Many people wonder if there are any drops or pills that can get rid of their cataracts. While it would be convenient to simply put in an eye drop and have your cataracts melt away, surgery is still the only treatment available. Any drops that are marketed as a cure for cataracts will be sure to disappoint. Others wonder whether cataracts can be prevented. It is likely that limiting excessive exposure to ultraviolet light and avoiding smoking will help, but ultimately these lifestyle changes only slow down cataract progression. Likewise, the largest U.S. studies of vitamins have shown very limited or no significant benefit in cataract prevention.

Regardless of the cause, cataracts eventually cause visual symptoms. Often, the first symptoms people notice are difficulty driving at night or in the rain. Sometimes, they notice glare and halos around streetlights as they drive. They also may need more light to read and have trouble distinguishing shades of gray or subtle differences in color. As the cataracts mature, they cause a general haze or blurriness of the vision. Eventually they can cause blindness, and they are the leading cause of blindness in the world. In the United States, however, it is much less common for cataracts to progress to blindness because of earlier surgical intervention.

Just because you have a cataract does not mean you should rush to surgery. The decision regarding when to perform surgery is based on several criteria and a careful weighing of the risks and benefits. In generations past, doctors would recommend waiting until a cataract was “ripe” because the technique of the era was aided by a more dense lens. As instrumentation and techniques have evolved, a “ripe” or dense cataract no longer provides the same surgical advantage. The three main criteria used to decide when it is time for surgery are: 1) the vision measured on the eye chart, 2) the appearance of the lens and health of the eye under microscopic ophthalmic examination, and 3) the patient’s perception that their life is being significantly hampered. All three criteria should be met and the risk of surgery weighed against the benefit. The risk of surgical complication is relatively low, with about 95% of patients experiencing successful surgery and a smooth recovery and only about 1% of patients experiencing severe vision loss that cannot be improved.

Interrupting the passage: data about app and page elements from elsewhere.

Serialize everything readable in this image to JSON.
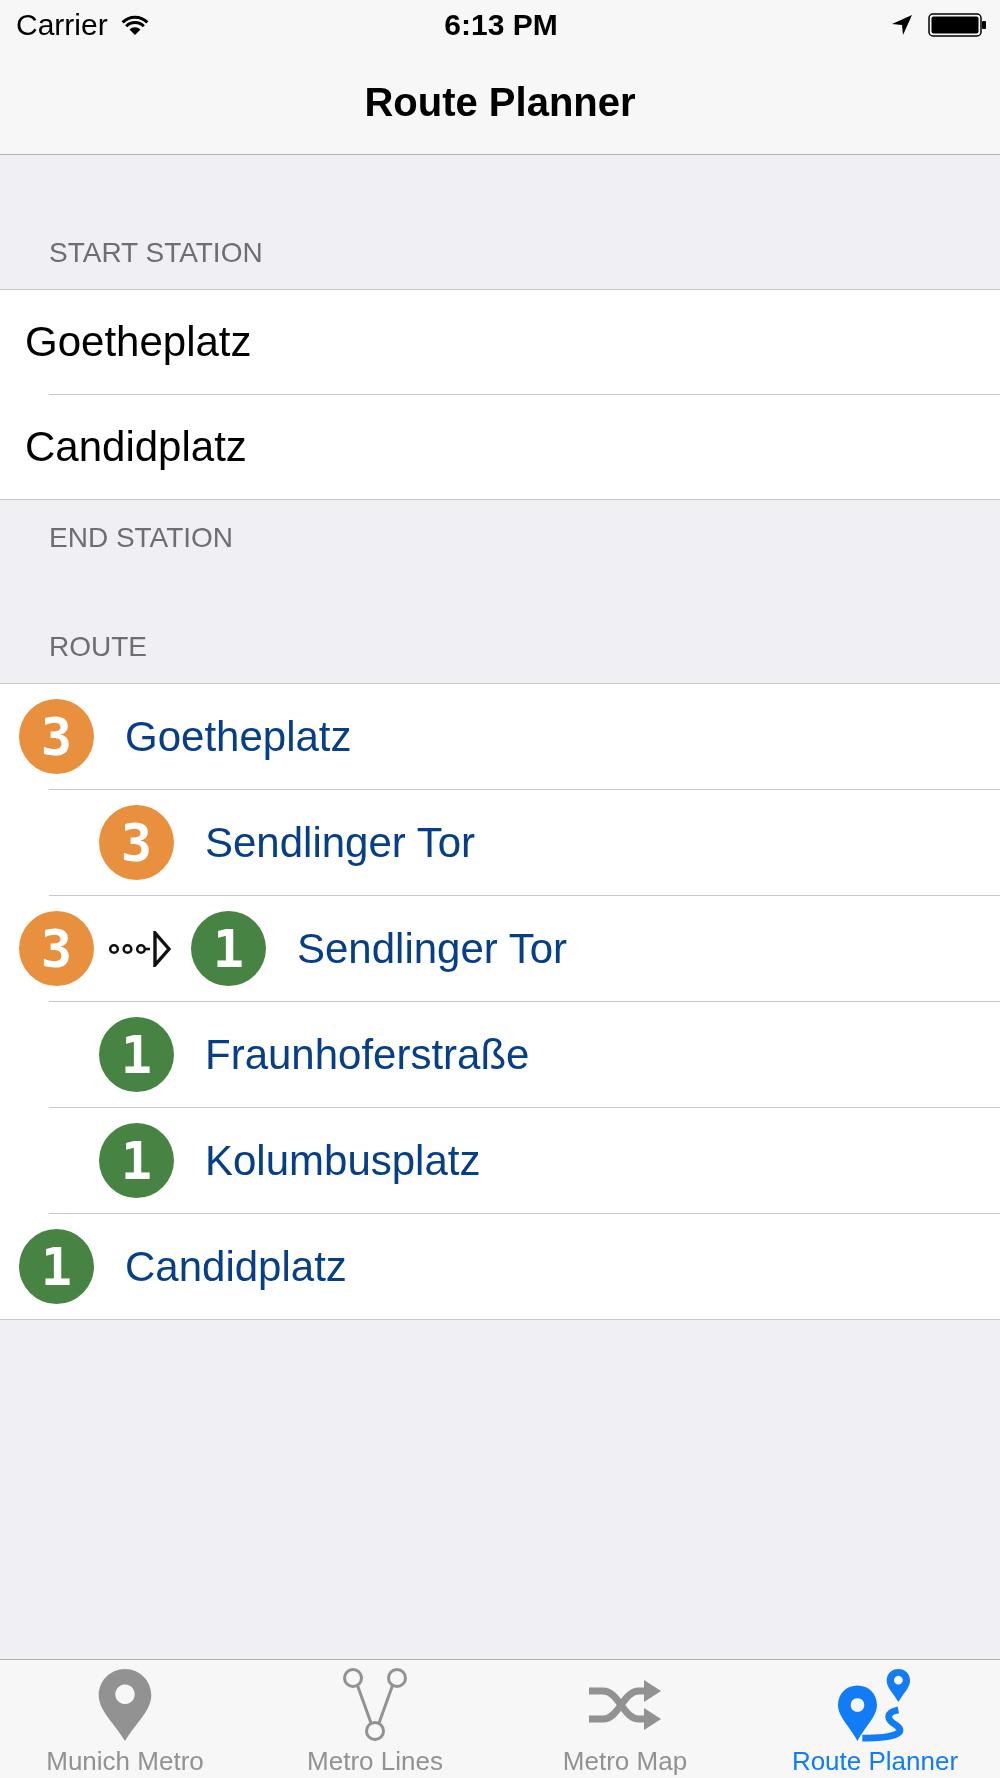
{
  "status_bar": {
    "carrier": "Carrier",
    "time": "6:13 PM"
  },
  "navigation_bar": {
    "title": "Route Planner"
  },
  "start_station": {
    "header": "START STATION",
    "options": [
      "Goetheplatz",
      "Candidplatz"
    ]
  },
  "end_station": {
    "header": "END STATION"
  },
  "route": {
    "header": "ROUTE",
    "stops": [
      {
        "kind": "terminal",
        "lines": [
          {
            "number": "3",
            "color": "#e8903d"
          }
        ],
        "name": "Goetheplatz"
      },
      {
        "kind": "stop",
        "lines": [
          {
            "number": "3",
            "color": "#e8903d"
          }
        ],
        "name": "Sendlinger Tor"
      },
      {
        "kind": "transfer",
        "lines": [
          {
            "number": "3",
            "color": "#e8903d"
          },
          {
            "number": "1",
            "color": "#478443"
          }
        ],
        "name": "Sendlinger Tor"
      },
      {
        "kind": "stop",
        "lines": [
          {
            "number": "1",
            "color": "#478443"
          }
        ],
        "name": "Fraunhoferstraße"
      },
      {
        "kind": "stop",
        "lines": [
          {
            "number": "1",
            "color": "#478443"
          }
        ],
        "name": "Kolumbusplatz"
      },
      {
        "kind": "terminal",
        "lines": [
          {
            "number": "1",
            "color": "#478443"
          }
        ],
        "name": "Candidplatz"
      }
    ]
  },
  "tab_bar": {
    "tabs": [
      {
        "label": "Munich Metro",
        "selected": false
      },
      {
        "label": "Metro Lines",
        "selected": false
      },
      {
        "label": "Metro Map",
        "selected": false
      },
      {
        "label": "Route Planner",
        "selected": true
      }
    ]
  }
}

Cox Hospital

Modern cataract surgery is performed in an outpatient setting under local anesthetic. Because the cataract is inside the eye, rather than on the eye surface, it cannot be removed by “peeling” it off the surface. Instead, an incision less than 1/8 inch is created, and the cataract is broken up into small pieces and removed. An artificial lens is routinely implanted through the incision, and typically no stitches are required. Recovery time is usually short, with the vision restored and the eye stable in a matter of weeks.

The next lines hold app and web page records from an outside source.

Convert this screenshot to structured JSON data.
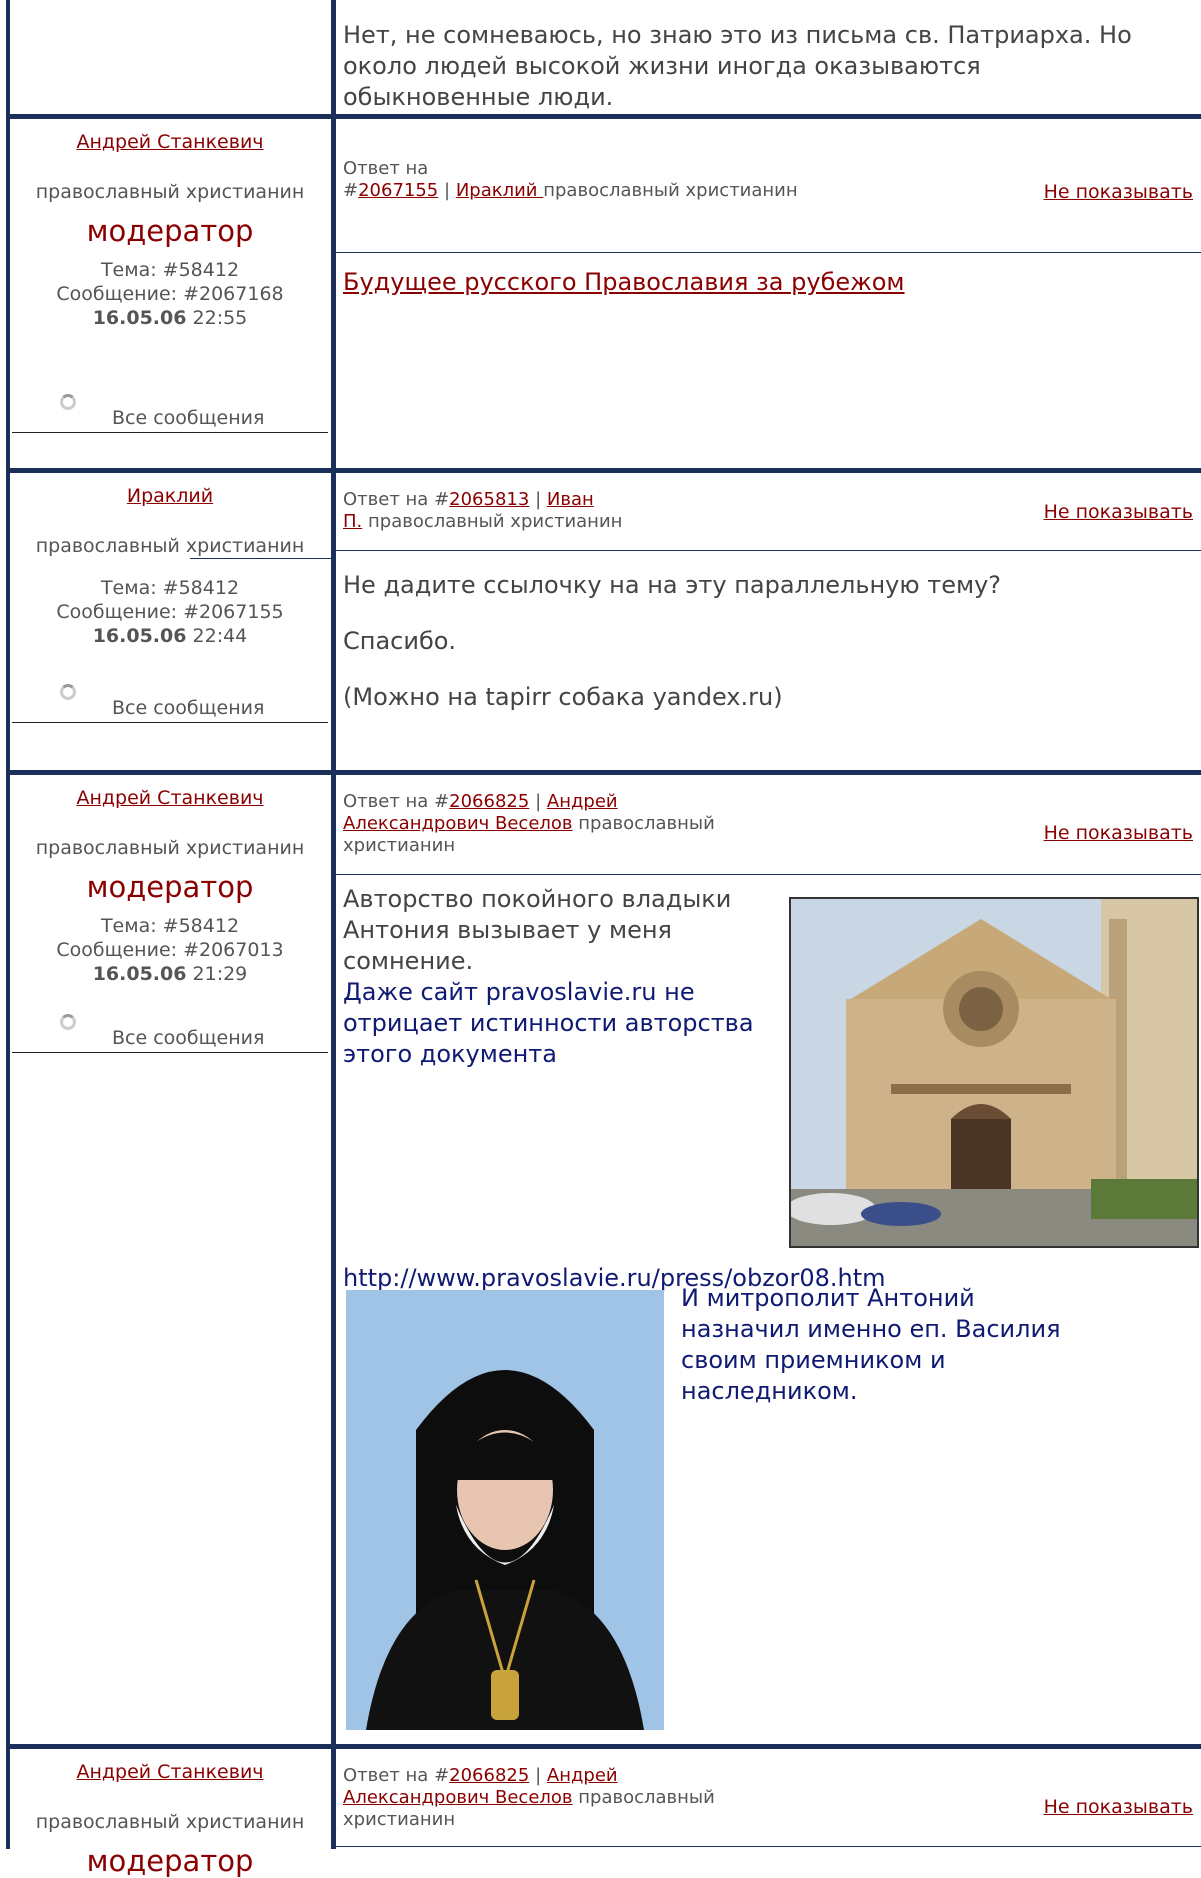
{
  "top_post": {
    "body": "Нет, не сомневаюсь, но знаю это из письма св. Патриарха. Но около людей высокой жизни иногда оказываются обыкновенные люди."
  },
  "posts": [
    {
      "author": "Андрей Станкевич",
      "role": "православный христианин",
      "badge": "модератор",
      "topic": "Тема: #58412",
      "message": "Сообщение: #2067168",
      "date": "16.05.06",
      "time": "22:55",
      "all_messages": "Все сообщения",
      "reply_prefix": "Ответ на",
      "reply_hash": "#",
      "reply_id": "2067155",
      "reply_sep": "|",
      "reply_author": "Ираклий ",
      "reply_role": "православный христианин",
      "hide": "Не показывать",
      "title_link": "Будущее русского Православия за рубежом"
    },
    {
      "author": "Ираклий",
      "role": "православный христианин",
      "topic": "Тема: #58412",
      "message": "Сообщение: #2067155",
      "date": "16.05.06",
      "time": "22:44",
      "all_messages": "Все сообщения",
      "reply_prefix": "Ответ на #",
      "reply_id": "2065813",
      "reply_sep": "|",
      "reply_author_1": "Иван",
      "reply_author_2": "П.",
      "reply_role": "православный христианин",
      "hide": "Не показывать",
      "lines": [
        "Не дадите ссылочку на на эту параллельную тему?",
        "Спасибо.",
        "(Можно на tapirr собака yandex.ru)"
      ]
    },
    {
      "author": "Андрей Станкевич",
      "role": "православный христианин",
      "badge": "модератор",
      "topic": "Тема: #58412",
      "message": "Сообщение: #2067013",
      "date": "16.05.06",
      "time": "21:29",
      "all_messages": "Все сообщения",
      "reply_prefix": "Ответ на #",
      "reply_id": "2066825",
      "reply_sep": "|",
      "reply_author_1": "Андрей",
      "reply_author_2": "Александрович Веселов",
      "reply_role_1": "православный",
      "reply_role_2": "христианин",
      "hide": "Не показывать",
      "quote": "Авторство покойного владыки Антония вызывает у меня сомнение.",
      "answer": "Даже сайт pravoslavie.ru не отрицает истинности авторства этого документа",
      "url": "http://www.pravoslavie.ru/press/obzor08.htm",
      "answer2": "И митрополит Антоний назначил именно еп. Василия своим приемником и наследником."
    },
    {
      "author": "Андрей Станкевич",
      "role": "православный христианин",
      "badge": "модератор",
      "reply_prefix": "Ответ на #",
      "reply_id": "2066825",
      "reply_sep": "|",
      "reply_author_1": "Андрей",
      "reply_author_2": "Александрович Веселов",
      "reply_role_1": "православный",
      "reply_role_2": "христианин",
      "hide": "Не показывать"
    }
  ],
  "colors": {
    "link": "#8b0000",
    "frame": "#1a2f5a",
    "answer_text": "#0f1a73"
  }
}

One silver lining to the dark cloud of cataracts is that each eye can only have one, and once it is gone, it never returns. Sometimes a hazy capsule can develop around the artificial lens after cataract surgery, and this can be incorrectly termed a second cataract, but it is quite different. Clearing this hazy capsule is much simpler than the original surgery and can be performed in the office with a laser.

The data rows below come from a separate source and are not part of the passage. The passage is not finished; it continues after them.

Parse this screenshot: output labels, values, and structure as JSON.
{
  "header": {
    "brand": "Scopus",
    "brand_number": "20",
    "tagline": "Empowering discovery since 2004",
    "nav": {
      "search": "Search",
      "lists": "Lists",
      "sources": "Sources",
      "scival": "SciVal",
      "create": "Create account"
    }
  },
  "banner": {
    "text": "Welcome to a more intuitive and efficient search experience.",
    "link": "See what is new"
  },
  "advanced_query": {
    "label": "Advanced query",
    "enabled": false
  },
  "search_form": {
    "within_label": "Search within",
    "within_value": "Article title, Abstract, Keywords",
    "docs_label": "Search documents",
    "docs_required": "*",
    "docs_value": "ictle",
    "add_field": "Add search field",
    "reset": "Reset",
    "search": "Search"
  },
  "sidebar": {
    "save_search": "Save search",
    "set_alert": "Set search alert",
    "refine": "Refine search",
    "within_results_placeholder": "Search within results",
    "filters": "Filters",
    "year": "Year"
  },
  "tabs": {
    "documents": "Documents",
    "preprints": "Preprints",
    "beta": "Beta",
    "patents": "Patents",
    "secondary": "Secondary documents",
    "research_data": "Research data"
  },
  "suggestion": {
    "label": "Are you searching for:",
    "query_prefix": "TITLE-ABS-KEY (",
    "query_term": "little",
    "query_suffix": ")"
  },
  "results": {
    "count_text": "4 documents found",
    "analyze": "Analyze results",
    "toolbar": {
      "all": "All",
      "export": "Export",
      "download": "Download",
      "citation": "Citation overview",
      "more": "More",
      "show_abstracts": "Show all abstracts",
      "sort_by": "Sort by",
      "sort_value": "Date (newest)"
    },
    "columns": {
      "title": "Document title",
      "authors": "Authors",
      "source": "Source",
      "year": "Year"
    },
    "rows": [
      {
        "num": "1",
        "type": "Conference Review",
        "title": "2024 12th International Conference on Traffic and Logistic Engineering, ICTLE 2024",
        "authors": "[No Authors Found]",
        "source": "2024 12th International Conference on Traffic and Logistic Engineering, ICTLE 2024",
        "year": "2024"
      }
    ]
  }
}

Whether your cataracts “have been removed or are gonna be”, having a complete quality ophthalmic exam is the best way to ensure healthy eyes. If you are over 60 years of age, have a significant history of eye problems, or a strong family history of eye problems, it is a good idea to have your eyes checked every year by your ophthalmologist. For those under the age of 60 with no history of eye problems, an ophthalmic exam every one to two years is appropriate. Regardless of your age or vision status, caring for your eyes is always worth the effort.